Results 1 to 4 of 4

Hybrid View

Previous Post Previous Post   Next Post Next Post
  1. #1

    Proper use of in and on

    Hello, everyone.

    Any teacher who could teach me the usage of these prepositions : the on and the in. Thanks.


    Richard

  2. #2
    Tdol is offline Editor, UsingEnglish.com
    • Member Info
      • Member Type:
      • English Teacher
      • Native Language:
      • British English
      • Home Country:
      • UK
      • Current Location:
      • Japan
    Join Date
    Nov 2002
    Posts
    73,340

    Re: Proper use of in and on

    That's a huge area. As a basic difference, use 'on' for a flat surface and 'in' for an enclosed one, or one with sides.

  3. #3
    Spiral is offline Newbie
    • Member Info
      • Member Type:
      • English Teacher
      • Native Language:
      • American English
      • Home Country:
      • United States
      • Current Location:
      • United States
    Join Date
    Mar 2005
    Posts
    29

    Re: Proper use of in and on

    It depends on what you're referring to. Are you referring to in and on as prepositions of time or prepositions of location?

    If you are using them as prepositions of time, here is how I teach my adult students:

    Use in for longer periods of time: in the future, in the morning, in March, in the spring, in 1492

    Use on for days and dates: on April 15th, on Saturday, on the first day of Christmas, on the 30th

    Use at for clock time and very short times: at 8:00, at midnight, at present, at this moment, at quarter-past three, at the same time every day

    Hope that helps.

  4. #4
    Join Date
    May 2005
    Posts
    31

    Re: Proper use of in and on

    I have some flash cards that might help with the meaning if you're talking about in or on in relation to place or movement. If you're a student the handout will be good enough.

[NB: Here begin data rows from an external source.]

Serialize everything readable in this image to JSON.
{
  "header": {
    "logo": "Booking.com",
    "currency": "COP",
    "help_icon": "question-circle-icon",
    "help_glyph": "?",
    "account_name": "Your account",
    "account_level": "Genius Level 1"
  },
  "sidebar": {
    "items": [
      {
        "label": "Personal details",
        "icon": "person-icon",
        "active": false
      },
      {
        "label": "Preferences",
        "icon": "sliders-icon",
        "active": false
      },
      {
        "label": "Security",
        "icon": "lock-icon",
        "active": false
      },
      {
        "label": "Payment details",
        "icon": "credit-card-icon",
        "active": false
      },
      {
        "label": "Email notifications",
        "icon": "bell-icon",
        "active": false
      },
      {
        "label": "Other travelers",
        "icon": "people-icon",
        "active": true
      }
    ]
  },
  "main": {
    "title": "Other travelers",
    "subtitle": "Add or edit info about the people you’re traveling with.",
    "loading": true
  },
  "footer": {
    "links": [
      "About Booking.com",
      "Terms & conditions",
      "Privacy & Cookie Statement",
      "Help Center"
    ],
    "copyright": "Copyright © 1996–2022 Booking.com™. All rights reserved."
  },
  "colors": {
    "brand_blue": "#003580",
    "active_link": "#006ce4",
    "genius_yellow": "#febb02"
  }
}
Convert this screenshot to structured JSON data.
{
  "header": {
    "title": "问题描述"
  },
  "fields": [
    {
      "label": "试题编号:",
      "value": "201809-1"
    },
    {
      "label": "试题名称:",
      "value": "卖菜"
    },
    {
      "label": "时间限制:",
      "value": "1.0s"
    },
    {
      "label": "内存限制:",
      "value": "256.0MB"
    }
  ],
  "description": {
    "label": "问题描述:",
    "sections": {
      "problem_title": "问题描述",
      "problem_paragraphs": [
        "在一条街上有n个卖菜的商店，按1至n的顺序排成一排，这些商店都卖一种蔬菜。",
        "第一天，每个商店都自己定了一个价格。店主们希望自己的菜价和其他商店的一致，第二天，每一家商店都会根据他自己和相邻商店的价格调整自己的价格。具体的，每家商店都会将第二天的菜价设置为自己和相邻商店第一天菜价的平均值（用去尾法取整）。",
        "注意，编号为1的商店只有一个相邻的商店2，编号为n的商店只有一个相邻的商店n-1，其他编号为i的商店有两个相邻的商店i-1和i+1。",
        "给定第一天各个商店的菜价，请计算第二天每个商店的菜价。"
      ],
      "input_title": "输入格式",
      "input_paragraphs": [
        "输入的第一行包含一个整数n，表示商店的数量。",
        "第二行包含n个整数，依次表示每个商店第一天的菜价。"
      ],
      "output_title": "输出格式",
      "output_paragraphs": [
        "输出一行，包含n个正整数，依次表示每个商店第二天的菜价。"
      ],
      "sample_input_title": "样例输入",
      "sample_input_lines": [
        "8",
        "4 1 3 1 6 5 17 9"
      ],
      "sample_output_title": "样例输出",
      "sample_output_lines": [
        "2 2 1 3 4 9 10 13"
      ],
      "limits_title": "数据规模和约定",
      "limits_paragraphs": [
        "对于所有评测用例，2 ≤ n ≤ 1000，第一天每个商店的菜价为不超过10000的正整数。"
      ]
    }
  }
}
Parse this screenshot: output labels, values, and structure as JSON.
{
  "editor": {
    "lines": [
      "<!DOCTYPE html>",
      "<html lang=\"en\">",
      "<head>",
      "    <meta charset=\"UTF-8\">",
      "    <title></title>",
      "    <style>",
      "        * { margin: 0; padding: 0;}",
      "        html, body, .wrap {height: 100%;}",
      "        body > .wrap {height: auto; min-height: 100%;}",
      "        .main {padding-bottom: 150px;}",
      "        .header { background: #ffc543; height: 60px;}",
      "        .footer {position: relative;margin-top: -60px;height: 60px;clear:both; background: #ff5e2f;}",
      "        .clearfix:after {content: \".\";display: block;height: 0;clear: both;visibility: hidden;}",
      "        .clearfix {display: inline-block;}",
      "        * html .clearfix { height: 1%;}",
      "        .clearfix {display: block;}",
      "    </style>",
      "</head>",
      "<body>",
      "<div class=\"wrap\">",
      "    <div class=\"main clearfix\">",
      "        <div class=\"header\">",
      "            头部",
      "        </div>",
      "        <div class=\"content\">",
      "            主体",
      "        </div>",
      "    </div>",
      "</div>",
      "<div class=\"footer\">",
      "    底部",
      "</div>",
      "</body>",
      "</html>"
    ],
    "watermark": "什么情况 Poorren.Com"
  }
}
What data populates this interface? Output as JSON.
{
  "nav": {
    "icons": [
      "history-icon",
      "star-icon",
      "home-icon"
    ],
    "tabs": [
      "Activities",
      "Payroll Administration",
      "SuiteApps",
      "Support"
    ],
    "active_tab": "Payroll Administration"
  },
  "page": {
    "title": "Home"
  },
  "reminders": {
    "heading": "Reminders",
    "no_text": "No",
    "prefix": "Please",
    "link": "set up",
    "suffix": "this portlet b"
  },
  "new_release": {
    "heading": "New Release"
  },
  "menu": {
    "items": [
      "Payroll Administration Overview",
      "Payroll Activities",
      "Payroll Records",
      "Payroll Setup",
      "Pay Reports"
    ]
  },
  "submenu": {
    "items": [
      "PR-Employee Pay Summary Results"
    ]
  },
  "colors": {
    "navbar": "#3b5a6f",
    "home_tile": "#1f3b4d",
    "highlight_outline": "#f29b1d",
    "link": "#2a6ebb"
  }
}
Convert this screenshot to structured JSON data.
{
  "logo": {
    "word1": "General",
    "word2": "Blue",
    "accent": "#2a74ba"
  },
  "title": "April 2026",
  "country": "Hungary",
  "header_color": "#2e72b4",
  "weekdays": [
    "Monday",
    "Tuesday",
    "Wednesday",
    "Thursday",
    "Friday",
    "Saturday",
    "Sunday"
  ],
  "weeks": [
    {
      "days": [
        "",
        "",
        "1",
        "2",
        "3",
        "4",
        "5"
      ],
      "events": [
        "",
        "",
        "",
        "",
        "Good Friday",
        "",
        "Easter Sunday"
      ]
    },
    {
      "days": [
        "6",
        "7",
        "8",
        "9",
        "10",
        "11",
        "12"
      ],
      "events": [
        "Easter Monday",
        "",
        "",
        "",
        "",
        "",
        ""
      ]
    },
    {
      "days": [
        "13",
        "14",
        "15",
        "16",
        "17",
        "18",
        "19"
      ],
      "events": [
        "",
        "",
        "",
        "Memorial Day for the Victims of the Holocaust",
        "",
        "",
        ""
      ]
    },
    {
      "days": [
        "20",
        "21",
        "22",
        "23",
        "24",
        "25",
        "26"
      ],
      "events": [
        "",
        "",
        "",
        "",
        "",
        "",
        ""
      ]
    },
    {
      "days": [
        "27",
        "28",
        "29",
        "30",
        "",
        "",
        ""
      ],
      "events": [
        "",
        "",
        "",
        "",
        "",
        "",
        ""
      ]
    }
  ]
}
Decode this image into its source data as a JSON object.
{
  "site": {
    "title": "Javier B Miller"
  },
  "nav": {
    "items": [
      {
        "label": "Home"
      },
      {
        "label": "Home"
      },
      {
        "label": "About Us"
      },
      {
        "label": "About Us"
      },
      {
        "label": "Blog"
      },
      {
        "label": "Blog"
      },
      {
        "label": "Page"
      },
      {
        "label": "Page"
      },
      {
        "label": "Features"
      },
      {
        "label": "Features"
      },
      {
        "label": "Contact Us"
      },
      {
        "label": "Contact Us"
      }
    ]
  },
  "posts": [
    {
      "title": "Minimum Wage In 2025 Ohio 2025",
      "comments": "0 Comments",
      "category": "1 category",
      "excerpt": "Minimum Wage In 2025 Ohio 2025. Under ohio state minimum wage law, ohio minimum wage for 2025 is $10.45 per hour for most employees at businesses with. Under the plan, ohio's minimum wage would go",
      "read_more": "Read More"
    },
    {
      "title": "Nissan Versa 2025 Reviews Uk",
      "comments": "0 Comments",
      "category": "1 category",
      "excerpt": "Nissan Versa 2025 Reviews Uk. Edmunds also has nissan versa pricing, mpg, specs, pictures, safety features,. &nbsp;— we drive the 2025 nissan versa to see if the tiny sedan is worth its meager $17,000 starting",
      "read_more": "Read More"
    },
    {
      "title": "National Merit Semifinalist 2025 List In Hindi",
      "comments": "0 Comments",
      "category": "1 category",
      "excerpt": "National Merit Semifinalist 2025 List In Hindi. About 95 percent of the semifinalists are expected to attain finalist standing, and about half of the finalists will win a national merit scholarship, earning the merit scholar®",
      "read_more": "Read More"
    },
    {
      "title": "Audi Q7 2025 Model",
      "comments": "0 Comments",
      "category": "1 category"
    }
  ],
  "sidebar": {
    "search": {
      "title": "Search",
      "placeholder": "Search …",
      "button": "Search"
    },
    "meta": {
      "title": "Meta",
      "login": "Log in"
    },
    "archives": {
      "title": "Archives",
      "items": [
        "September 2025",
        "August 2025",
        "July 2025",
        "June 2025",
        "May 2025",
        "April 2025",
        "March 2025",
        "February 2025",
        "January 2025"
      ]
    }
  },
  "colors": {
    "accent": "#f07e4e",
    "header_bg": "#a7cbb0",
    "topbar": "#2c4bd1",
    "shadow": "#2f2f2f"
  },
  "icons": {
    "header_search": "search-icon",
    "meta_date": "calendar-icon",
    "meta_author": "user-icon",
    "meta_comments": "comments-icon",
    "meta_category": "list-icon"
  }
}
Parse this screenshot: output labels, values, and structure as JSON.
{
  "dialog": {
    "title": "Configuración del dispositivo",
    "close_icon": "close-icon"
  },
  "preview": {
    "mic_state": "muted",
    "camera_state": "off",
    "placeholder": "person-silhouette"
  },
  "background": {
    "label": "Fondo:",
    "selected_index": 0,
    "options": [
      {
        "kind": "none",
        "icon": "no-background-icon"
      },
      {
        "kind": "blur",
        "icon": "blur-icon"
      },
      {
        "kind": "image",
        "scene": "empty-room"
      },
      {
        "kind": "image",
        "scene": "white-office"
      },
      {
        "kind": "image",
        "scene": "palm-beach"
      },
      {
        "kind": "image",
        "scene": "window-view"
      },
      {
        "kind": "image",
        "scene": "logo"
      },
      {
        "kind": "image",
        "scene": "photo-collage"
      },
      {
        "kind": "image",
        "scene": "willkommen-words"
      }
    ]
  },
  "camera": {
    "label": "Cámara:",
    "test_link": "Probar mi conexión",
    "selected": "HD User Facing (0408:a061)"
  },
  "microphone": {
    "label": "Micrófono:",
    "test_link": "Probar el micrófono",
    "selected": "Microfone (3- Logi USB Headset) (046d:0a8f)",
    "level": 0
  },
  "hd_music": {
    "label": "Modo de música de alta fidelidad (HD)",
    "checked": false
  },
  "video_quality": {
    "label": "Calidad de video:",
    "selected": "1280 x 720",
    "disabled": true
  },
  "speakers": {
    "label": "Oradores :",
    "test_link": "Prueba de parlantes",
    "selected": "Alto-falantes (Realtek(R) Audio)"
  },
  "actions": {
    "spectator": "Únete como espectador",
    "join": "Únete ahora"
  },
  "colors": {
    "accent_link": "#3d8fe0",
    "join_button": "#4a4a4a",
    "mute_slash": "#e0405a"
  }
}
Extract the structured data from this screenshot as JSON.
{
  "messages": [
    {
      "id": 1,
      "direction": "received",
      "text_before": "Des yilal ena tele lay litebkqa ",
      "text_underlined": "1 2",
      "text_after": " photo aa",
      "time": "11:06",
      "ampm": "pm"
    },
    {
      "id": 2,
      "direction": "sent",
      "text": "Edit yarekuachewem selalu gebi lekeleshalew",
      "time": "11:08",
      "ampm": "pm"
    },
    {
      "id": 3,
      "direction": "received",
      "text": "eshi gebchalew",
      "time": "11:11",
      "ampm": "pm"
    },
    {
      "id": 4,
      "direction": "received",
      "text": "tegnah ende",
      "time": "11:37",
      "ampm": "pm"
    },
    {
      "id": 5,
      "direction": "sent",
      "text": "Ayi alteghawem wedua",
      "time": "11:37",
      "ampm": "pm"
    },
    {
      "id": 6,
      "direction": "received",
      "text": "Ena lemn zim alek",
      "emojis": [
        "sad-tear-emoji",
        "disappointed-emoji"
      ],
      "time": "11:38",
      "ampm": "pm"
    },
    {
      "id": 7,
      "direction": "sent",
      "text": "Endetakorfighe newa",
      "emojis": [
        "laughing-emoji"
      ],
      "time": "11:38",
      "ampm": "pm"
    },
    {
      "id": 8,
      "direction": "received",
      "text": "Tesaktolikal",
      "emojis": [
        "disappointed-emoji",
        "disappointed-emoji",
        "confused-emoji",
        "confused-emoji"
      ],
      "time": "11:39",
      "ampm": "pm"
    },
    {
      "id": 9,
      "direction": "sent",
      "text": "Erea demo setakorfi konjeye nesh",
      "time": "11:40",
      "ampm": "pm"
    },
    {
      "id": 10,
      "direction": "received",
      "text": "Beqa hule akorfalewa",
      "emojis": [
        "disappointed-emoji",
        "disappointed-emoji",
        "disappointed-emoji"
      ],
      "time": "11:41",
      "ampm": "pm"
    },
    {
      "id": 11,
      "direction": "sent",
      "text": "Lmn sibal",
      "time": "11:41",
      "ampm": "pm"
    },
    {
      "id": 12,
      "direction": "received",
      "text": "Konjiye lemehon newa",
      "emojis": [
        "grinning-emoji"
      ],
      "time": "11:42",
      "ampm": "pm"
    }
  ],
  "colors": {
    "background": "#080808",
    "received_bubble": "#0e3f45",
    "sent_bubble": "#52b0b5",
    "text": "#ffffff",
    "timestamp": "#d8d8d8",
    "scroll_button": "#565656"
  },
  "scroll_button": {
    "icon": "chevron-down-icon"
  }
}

    There are 8 prepositions of place listed and 14 prepositions of movement.
    www.mes-english.com/flashcards/prepositions.htm

    The prepositions of movement are maybe the most helpful. Preopositions of place are fairly easy to understand and use.

    I hope that helps.

    Mark
    www.mes-english.com

Posting Permissions

  • You may not post new threads
  • You may not post replies
  • You may not post attachments
  • You may not edit your posts
  •